GameGridParallelCol(string filename, size_t size);
GameGridParallelCol::WeakPtr self;

};


The using OpenMP Directives add col decomposition:

void GameGridParallelCol::CalculateGeneration()
{
for(size_t row = 0; row < GetGridSize(); ++row)
{
#pragma omp parallel for
for(size_t col = 0; col < GetGridSize(); ++col)
{
uint32_t livingNeighbors = CountLivingNeighbors(col, row);


Here is the power of OpenMP, its simplicity.  OpenMP exposes a set of #pragma functions which apply parallelism to the beginning of a scope block, and a barrier at the end of the scope block. Automatic parallelism, it doesn’t get easier than this. However OpenMP’s simplicity does hamper it in a few ways. OpenMP directives for instance, cannot batch C++ iterators. Now we have a thread pool which will run segments of the game of life in parallel.

[caption id=“attachment_420” align=“aligncenter” width=“792” caption=“Column Order Decomposition”][/caption]

The right half of the image illustrates each thread, one for each color, as it updates a section of the game grid.  (Decomposition into rows is left as an exercise). Extending this we can make a fully parallel version.

#pragma omp parallel for collapse(2) schedule(dynamic)
for(size_t row = 0; row < GetGridSize(); ++row)
{
for(size_t col = 0; col < GetGridSize(); ++col)
{
uint32_t livingNeighbors = CountLivingNeighbors(col, row);


Rendering the following:

[caption id=“attachment_422” align=“aligncenter” width=“792” caption=“Full data decomposition with dynamic thread balancing”][/caption]

Now we have a fully parallel version where threads calculate cells at random, as the thread is available. Strangely, this isn’t always the fastest algorithm.

## Analysis

No single decomposition wins out. As such there is no generalization such that one threading mechanism is faster than another in all cases. The Full threading model was mst consistant, but the Row and Column decompositions actually got slower as more cores were added.

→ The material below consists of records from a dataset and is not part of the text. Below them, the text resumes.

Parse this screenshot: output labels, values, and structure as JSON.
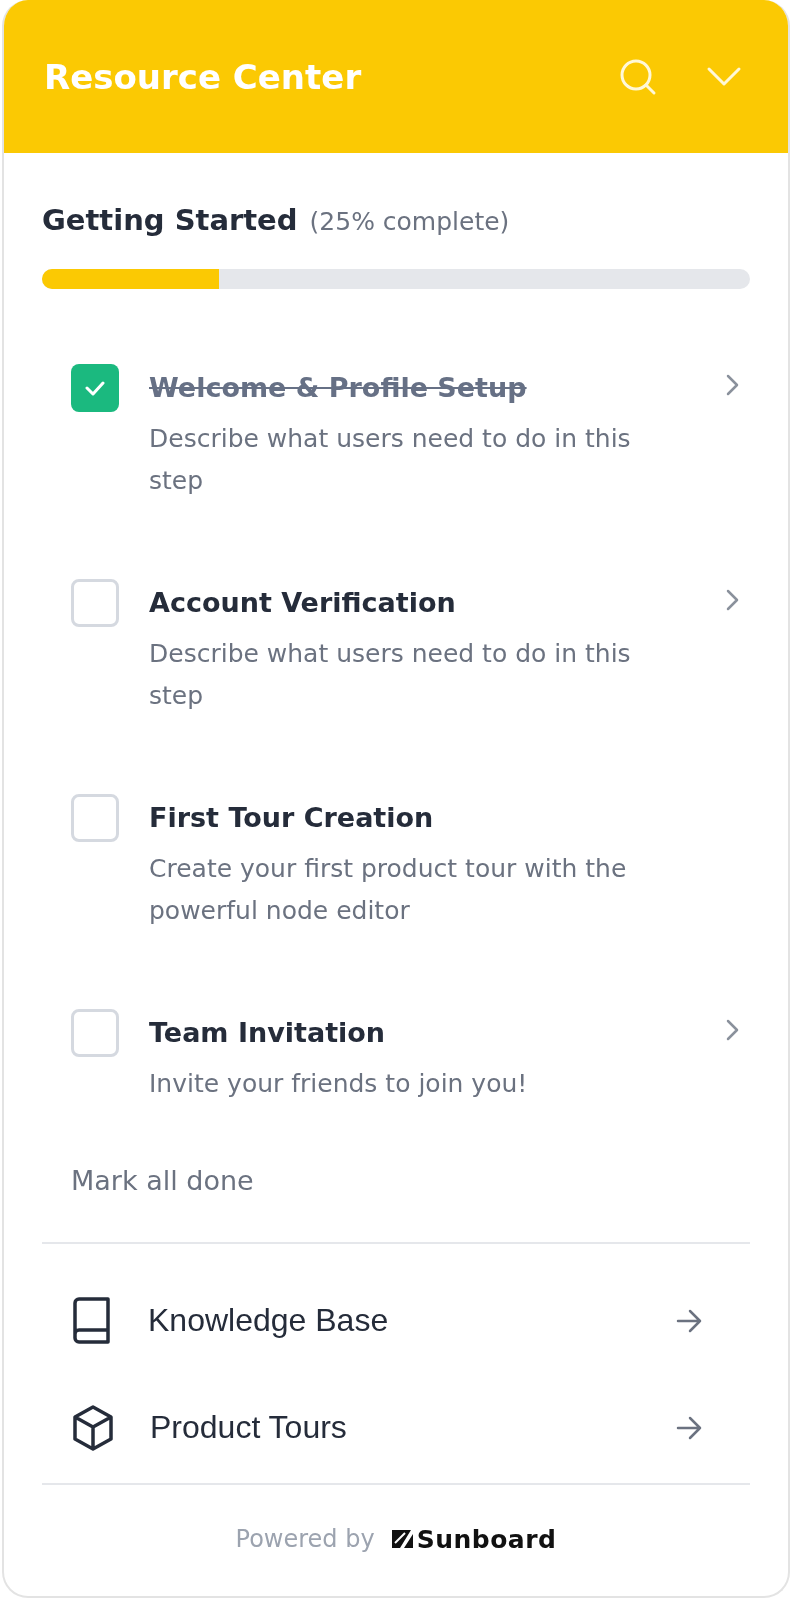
{
  "header": {
    "title": "Resource Center"
  },
  "checklist": {
    "title": "Getting Started",
    "progress_text": "(25% complete)",
    "level": 0.25,
    "steps": [
      {
        "title": "Welcome & Profile Setup",
        "description": "Describe what users need to do in this step",
        "checked": true,
        "chevron": true
      },
      {
        "title": "Account Verification",
        "description": "Describe what users need to do in this step",
        "checked": false,
        "chevron": true
      },
      {
        "title": "First Tour Creation",
        "description": "Create your first product tour with the powerful node editor",
        "checked": false,
        "chevron": false
      },
      {
        "title": "Team Invitation",
        "description": "Invite your friends to join you!",
        "checked": false,
        "chevron": true
      }
    ],
    "mark_all": "Mark all done"
  },
  "links": [
    {
      "kind": "book",
      "label": "Knowledge Base"
    },
    {
      "kind": "cube",
      "label": "Product Tours"
    }
  ],
  "footer": {
    "powered_by": "Powered by",
    "brand": "Sunboard"
  }
}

[caption id=“attachment_423” align=“aligncenter” width=“695” caption=“6-core Speedup”][/caption]

[caption id=“attachment_424” align=“aligncenter” width=“695” caption=“12-core Speedup”][/caption]

Most interestingly, the row and column performance goes down with more cores, while the full decomposition stays pretty constant. I do not have a reason why this is happening.

## Conclusion

OpenMP makes adding parallelism to a serial program easy. The constructs allow one to sprinkle parallel code throughout the program, and the measure the performance boost. Sometimes it may be prudent to dive in deeper and manually thread some section of code, especially when using complex C++ constructs such as iterators, but if OpenMP meets the need, then its a low-cost, cross-platform mechanism.  Furthermore, OpenMP is exposed as a set of #pragma functions. Since #pragmas are by definition an extension to the language, if the compiler doesn’t understand the directives, they are simply ignored. This allows one to liberally use OpenMP, and if the compiler of choice doesn’t support the OpenMP directives, OpenMP will not break the build. OpenMP is a fantastic tool.